Gabriella Paul
/
WUSF Public Media
A "For Rent" sign is staked in the front yard of a yellow home managed by Calebro & Associates, LLC. After calling the number on the sign, Burke spoke with the legitimate owner and realtor, Bert Calebro.

A recent Florida Atlantic University study shows the average rent in the Tampa Bay region is around $2,100 a month.

The Tampa Bay region is facing a rental affordability crisis. The latest Waller, Weeks and Johnson Rental index says Tampa ranks 18th in the country for rental affordability.

To comfortably afford the average rent of $2,100, you need to earn at least $85,000 a year.

Florida Atlantic University real estate economist Ken H. Johnson helped compile the Waller, Weeks and Johnson Rental index. He said there are just too many people chasing too few housing units.

And he said the short-term solution may include some unusual living arrangements as people try to get by.

"You probably remember watching The Odd Couple or The Golden Girls, right? Those sitcoms? Well, they depicted real life, rent crises, our housing affordability crisis, where people were moving in together to share the cost of rent."

Longer term, Johnson said local governments need to be encouraging developers to build more units and charge whatever they want and let the economy work things out.

"Well, as soon as they oversupply these things, economies will take over again... markets work. And you'll see those prices have to come down to be competitive.

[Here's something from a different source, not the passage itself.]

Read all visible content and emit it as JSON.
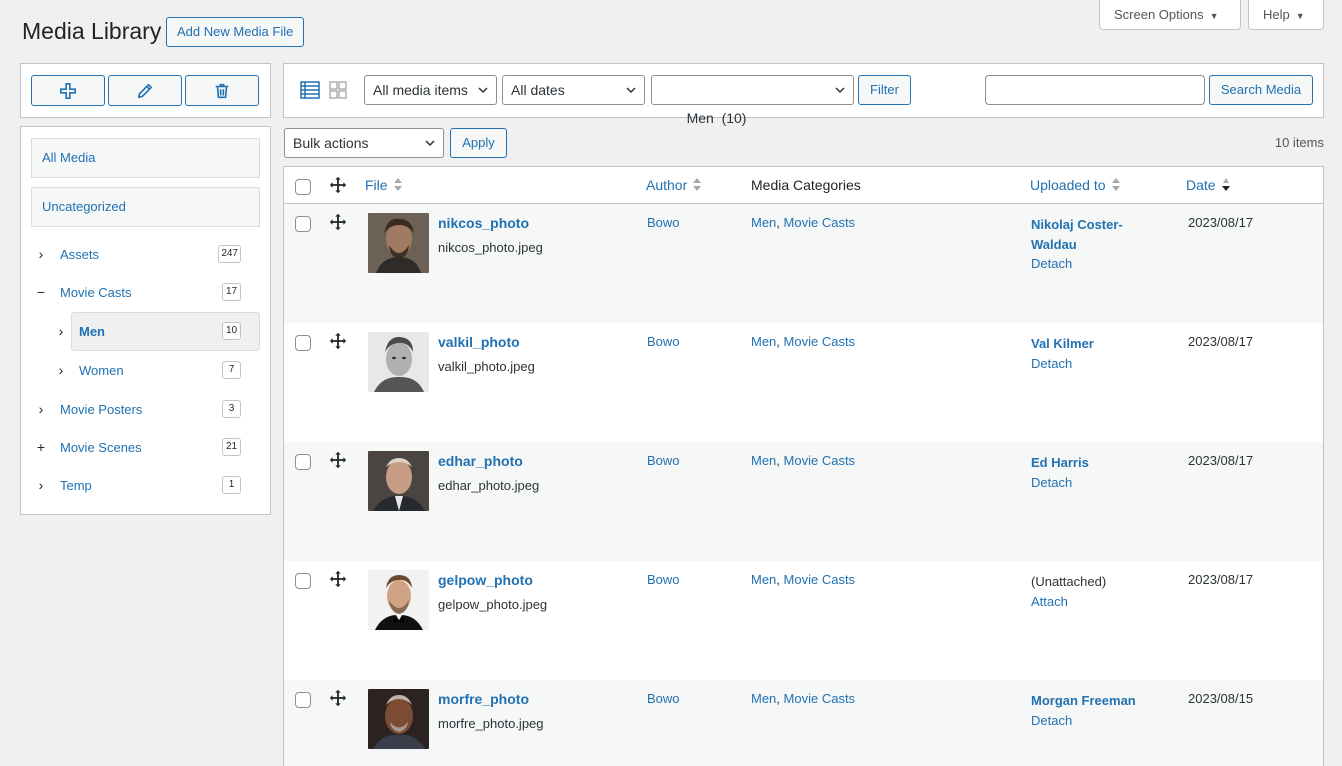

A good way to get out of this is simply to let developers overdevelop at price points that they want."

Johnson said he's optimistic that rent prices will go down, but not for at least 18 to 36 months.

I started my journalism career delivering the Toledo Blade newspaper on my bike.